Leaking results from Intel’s upcoming Rocket Lake CPU have suggested that the new core may be more competitive with AMD’s Ryzen 5000 series than we saw with the 10th generation family. New Geekbench 5 leaks, taken with the usual spoon of sodium chloride, continue to point in this direction.
The new results show Intel’s Core i7-11700K surpassing the Ryzen 7 5800X by about 9 percent in both single-wire and multi-wire code. This is not necessarily unexpected. While Rocket Lake is still a 14nm processor, it represents the first new desktop CPU architecture for Intel since 2015. It is based on the Cypress Cove CPU core, which in itself is a downside to the 10nm Sunny Cove CPU core like Intel introduced back in 2019.
A quick primer: Whiskey Lake is Intel’s former 14nm mobile platform.
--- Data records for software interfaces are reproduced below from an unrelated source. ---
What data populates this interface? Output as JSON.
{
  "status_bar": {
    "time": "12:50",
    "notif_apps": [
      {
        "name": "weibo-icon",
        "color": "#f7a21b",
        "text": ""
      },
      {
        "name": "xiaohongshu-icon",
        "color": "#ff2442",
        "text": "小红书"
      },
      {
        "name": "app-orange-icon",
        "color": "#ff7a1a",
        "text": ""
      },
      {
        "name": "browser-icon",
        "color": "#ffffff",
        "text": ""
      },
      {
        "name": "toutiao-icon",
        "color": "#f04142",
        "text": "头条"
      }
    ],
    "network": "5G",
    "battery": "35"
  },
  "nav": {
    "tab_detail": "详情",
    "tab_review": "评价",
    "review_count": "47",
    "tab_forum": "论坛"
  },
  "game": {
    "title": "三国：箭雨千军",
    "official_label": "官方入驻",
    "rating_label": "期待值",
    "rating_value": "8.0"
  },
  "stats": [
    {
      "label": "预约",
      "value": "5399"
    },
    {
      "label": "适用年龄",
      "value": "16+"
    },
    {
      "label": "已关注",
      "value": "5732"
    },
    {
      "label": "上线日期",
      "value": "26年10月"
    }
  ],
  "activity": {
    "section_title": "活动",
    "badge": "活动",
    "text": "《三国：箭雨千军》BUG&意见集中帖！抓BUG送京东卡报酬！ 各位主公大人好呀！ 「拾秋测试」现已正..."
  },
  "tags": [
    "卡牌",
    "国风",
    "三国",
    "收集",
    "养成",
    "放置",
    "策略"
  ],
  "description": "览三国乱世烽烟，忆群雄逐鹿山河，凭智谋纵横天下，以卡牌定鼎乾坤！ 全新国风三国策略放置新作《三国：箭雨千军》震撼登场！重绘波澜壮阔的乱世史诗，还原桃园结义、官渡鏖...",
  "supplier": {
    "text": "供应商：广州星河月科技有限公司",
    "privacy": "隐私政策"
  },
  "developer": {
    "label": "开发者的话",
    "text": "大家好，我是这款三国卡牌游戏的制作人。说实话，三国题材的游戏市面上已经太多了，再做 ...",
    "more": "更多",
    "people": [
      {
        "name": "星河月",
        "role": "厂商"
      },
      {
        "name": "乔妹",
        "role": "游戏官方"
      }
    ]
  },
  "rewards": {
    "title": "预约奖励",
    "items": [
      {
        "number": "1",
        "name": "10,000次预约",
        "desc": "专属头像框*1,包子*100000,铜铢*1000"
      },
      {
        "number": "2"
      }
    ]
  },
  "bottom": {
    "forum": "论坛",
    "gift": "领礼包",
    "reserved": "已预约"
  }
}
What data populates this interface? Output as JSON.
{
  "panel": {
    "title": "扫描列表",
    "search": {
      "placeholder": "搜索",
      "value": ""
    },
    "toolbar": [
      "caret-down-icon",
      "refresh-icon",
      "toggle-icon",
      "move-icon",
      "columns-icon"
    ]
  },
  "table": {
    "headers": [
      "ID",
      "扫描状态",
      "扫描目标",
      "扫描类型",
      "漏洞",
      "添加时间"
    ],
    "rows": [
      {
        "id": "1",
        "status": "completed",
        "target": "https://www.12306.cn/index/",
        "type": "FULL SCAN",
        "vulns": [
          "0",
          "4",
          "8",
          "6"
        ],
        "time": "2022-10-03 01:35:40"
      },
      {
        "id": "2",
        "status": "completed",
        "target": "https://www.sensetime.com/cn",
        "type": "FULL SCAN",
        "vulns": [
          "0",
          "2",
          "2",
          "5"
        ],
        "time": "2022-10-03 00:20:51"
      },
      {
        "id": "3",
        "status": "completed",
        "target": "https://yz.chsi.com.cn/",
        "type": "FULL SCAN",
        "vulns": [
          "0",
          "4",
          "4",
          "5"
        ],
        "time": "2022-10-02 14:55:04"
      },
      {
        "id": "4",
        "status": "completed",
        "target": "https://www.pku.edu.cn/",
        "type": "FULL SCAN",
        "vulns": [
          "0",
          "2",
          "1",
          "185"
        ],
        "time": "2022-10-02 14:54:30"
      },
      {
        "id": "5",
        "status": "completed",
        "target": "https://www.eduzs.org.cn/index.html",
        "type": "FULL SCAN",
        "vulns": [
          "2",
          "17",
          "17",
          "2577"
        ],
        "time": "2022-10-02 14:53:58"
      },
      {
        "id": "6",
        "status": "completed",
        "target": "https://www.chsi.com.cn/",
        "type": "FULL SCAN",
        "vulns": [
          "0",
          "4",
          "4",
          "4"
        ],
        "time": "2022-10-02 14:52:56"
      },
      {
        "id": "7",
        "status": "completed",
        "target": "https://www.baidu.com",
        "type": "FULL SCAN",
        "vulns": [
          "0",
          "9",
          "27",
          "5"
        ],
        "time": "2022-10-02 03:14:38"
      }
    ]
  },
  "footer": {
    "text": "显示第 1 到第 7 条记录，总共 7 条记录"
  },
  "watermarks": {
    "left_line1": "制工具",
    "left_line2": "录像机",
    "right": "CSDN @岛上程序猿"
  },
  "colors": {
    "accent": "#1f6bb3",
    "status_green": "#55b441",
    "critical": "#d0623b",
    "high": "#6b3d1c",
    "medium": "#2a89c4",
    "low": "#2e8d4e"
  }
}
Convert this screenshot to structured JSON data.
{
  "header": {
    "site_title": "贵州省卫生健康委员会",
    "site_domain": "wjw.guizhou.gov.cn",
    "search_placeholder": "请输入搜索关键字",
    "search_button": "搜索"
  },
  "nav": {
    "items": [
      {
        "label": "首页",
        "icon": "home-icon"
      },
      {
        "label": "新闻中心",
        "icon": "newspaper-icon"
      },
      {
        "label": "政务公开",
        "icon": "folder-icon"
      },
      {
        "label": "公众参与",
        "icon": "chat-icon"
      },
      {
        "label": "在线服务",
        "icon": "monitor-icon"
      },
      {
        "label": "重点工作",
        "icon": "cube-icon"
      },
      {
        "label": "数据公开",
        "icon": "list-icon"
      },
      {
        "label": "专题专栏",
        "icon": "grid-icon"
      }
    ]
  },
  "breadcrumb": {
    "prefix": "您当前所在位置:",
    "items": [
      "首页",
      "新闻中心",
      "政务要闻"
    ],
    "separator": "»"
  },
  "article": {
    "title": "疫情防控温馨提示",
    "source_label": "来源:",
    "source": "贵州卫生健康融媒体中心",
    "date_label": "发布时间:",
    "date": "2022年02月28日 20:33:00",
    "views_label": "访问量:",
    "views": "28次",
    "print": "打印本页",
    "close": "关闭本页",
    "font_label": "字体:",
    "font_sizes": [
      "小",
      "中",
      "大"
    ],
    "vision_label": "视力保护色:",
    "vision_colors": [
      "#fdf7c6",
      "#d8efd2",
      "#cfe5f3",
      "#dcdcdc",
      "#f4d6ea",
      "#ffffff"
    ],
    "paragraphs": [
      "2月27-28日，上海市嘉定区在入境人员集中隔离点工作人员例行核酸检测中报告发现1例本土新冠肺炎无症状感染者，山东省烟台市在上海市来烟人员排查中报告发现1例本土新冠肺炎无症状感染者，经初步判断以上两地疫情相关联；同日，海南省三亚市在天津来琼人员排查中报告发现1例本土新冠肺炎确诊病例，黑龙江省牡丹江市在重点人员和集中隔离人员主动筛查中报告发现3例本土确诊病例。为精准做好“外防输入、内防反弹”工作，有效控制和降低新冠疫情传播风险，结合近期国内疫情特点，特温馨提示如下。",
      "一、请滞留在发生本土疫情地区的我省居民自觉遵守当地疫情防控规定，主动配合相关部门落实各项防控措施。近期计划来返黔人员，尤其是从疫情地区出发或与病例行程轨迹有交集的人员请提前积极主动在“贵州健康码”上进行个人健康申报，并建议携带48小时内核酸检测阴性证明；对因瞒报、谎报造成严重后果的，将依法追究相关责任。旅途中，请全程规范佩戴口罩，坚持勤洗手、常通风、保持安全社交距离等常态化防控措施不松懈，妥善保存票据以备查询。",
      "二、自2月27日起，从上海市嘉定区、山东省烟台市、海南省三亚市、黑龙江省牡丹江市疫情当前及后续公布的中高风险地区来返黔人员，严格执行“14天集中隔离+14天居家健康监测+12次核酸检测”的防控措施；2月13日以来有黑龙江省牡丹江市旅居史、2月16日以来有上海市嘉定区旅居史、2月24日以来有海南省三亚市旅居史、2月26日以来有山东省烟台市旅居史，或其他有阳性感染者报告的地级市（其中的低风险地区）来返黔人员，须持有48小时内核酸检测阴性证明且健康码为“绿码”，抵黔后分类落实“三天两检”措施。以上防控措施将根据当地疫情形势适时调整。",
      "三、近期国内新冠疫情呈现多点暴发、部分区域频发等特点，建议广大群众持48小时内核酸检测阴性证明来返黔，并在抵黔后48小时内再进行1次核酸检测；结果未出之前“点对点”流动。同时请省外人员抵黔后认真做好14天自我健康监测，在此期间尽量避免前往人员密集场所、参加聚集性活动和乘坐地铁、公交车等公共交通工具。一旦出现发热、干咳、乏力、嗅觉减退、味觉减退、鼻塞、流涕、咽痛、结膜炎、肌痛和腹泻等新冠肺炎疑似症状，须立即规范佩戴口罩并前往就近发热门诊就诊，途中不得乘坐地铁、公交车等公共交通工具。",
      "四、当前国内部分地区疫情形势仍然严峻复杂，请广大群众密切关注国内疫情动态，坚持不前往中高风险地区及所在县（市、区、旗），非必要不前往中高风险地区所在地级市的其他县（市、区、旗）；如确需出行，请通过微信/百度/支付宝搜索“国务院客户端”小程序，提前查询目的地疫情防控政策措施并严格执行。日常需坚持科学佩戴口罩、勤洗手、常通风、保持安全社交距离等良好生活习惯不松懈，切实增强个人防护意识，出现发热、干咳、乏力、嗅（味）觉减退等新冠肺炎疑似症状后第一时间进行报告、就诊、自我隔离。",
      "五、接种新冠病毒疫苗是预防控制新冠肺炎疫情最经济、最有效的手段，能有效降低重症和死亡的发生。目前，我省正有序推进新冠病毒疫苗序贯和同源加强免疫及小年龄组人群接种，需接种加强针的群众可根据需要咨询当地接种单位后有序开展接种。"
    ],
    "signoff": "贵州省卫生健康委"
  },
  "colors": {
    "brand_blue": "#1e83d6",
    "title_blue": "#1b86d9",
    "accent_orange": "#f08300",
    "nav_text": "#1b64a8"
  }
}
Comet Lake is Intel’s previous desktop platform, supporting up to 10 CPU cores. Rocket Lake has trimmed the core count back to eight again and (allegedly) lowers the core clock a bit, which we will discuss.
The alleged clock speeds for the CPU mean that Intel has backported all its IPC gains and only sacrificed a modest amount of clock to do so. WCCFTech reports that Core i7-11700K is based on GeekBench 5 results 1.34 times faster in ST and 1.26 times faster in MT compared to Core i7-10700K. This is a bit surprising compared to what we saw happen in mobile a few years back.
When Intel went from Whiskey Lake (14 nm mobile) to Ice Lake (10 nm mobile), the CPU performance history was generally a wash. While Ice Lake / Sunny Cove processors were faster than the older Skylake CPU family in certain tests, the gain was not uniform. Intel only predicted a net gain of ~ 3.5 percent. However, GeekBench tends to show larger holes.
According to the GB5 database, GeekBench 5 ST can run 1.09 times faster on Ice Lake compared to Whiskey Lake. Multi-wire performance is as much as 1.19 times higher.
The implication here is that GeekBench 5 can exaggerate the performance difference between CPUs such as Core i7-8665U and Core i7-1065G7 – and can therefore also exaggerate the degree of actual improvement between Core i7-10700K and Core i7-11700K.
Higher clocks may be part of the improvement, but as we noted at the beginning of this story, Rocket Lake processors officially clock slightly lower than their Comet Lake counterparts: the Core i7-10700K is an 8C / 16T, 3.8 GHz / 5, 1 GHz CPU, while the Core i7-11700K (rumored) should be an 8C / 16T, 3.6 GHz / 5.0 GHz CPU. It is possible that Rocket Lake keeps the turbo for longer than Comet Lake does – and if it is true, it would explain some of the performance difference between the two CPU families.
When it comes to the 9 percent gain over AMD in both ST and MT, this is not entirely unexpected, and it may not be a good predictor of performance in the real world based on the way GB5 seems to respond to Sunny Cove. The fact that GB5 can run particularly well on a given architecture, is why we run several tests in the first place.
If we take the performance improvement at face value, it will give Intel some room to sell the Core i7-11700K at a higher price compared to the 5800X. Historically, this is Intel’s favorite move, but the company may choose to shake things up this time.
A 9 percent improvement in performance is enough to declare a clear victory over AMD at the eight-core level, but it will not isolate 11th-generation Core processors from AMD’s ability to bring more cores to carry per outlet. Core i7-11700K scores 1810 and 11 304 compared to 1697/13 963 for Ryzen 9 5900X. Intel wins ST by about 1.06x against 5900X and loses multi-threading by 1.23x.
Intel will of course launch a Core i9-11900K, and we can expect the chip to modestly increase its ST lead while reducing MT loss, but a further 4-8 percent performance will not change the equation dramatically. Of course, this assumes that an application scales efficiently to 12 cores in the first place.
The big question mark will be whether Intel can take the lead again in gaming performance. It is a critical consumer market that AMD no doubt spoke away from Intel for the first time in over a decade, and Intel will be very interested in reclaiming it. Again, as always, treat leaky or early results with care.